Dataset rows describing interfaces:
[Start of section]

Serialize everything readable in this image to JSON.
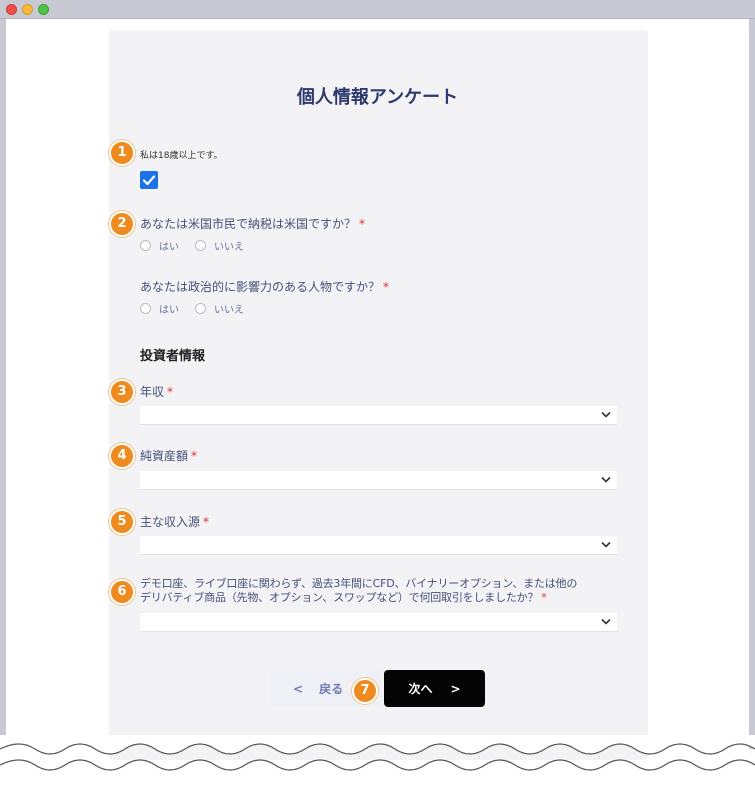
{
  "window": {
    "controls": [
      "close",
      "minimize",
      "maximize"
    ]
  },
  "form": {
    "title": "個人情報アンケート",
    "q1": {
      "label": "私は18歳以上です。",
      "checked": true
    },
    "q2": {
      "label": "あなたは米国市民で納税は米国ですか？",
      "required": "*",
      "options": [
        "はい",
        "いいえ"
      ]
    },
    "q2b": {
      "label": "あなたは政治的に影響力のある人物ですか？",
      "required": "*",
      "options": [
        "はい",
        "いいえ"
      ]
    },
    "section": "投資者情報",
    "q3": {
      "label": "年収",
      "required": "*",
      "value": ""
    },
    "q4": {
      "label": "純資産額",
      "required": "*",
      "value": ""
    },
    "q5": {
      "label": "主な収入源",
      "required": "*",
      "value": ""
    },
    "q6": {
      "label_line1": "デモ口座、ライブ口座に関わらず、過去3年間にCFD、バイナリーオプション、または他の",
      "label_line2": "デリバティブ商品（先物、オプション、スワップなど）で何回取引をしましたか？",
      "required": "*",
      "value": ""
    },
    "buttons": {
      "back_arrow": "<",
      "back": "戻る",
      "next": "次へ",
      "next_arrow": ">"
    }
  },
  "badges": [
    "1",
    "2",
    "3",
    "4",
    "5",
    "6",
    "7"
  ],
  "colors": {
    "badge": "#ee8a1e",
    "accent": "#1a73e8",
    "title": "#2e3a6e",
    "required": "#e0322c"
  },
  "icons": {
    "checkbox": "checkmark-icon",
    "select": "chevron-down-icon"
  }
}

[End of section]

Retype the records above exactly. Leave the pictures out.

Serialize everything readable in this image to JSON.
{
  "window": {
    "controls": [
      "close",
      "minimize",
      "maximize"
    ]
  },
  "form": {
    "title": "個人情報アンケート",
    "q1": {
      "label": "私は18歳以上です。",
      "checked": true
    },
    "q2": {
      "label": "あなたは米国市民で納税は米国ですか？",
      "required": "*",
      "options": [
        "はい",
        "いいえ"
      ]
    },
    "q2b": {
      "label": "あなたは政治的に影響力のある人物ですか？",
      "required": "*",
      "options": [
        "はい",
        "いいえ"
      ]
    },
    "section": "投資者情報",
    "q3": {
      "label": "年収",
      "required": "*",
      "value": ""
    },
    "q4": {
      "label": "純資産額",
      "required": "*",
      "value": ""
    },
    "q5": {
      "label": "主な収入源",
      "required": "*",
      "value": ""
    },
    "q6": {
      "label_line1": "デモ口座、ライブ口座に関わらず、過去3年間にCFD、バイナリーオプション、または他の",
      "label_line2": "デリバティブ商品（先物、オプション、スワップなど）で何回取引をしましたか？",
      "required": "*",
      "value": ""
    },
    "buttons": {
      "back_arrow": "<",
      "back": "戻る",
      "next": "次へ",
      "next_arrow": ">"
    }
  },
  "badges": [
    "1",
    "2",
    "3",
    "4",
    "5",
    "6",
    "7"
  ],
  "colors": {
    "badge": "#ee8a1e",
    "accent": "#1a73e8",
    "title": "#2e3a6e",
    "required": "#e0322c"
  },
  "icons": {
    "checkbox": "checkmark-icon",
    "select": "chevron-down-icon"
  }
}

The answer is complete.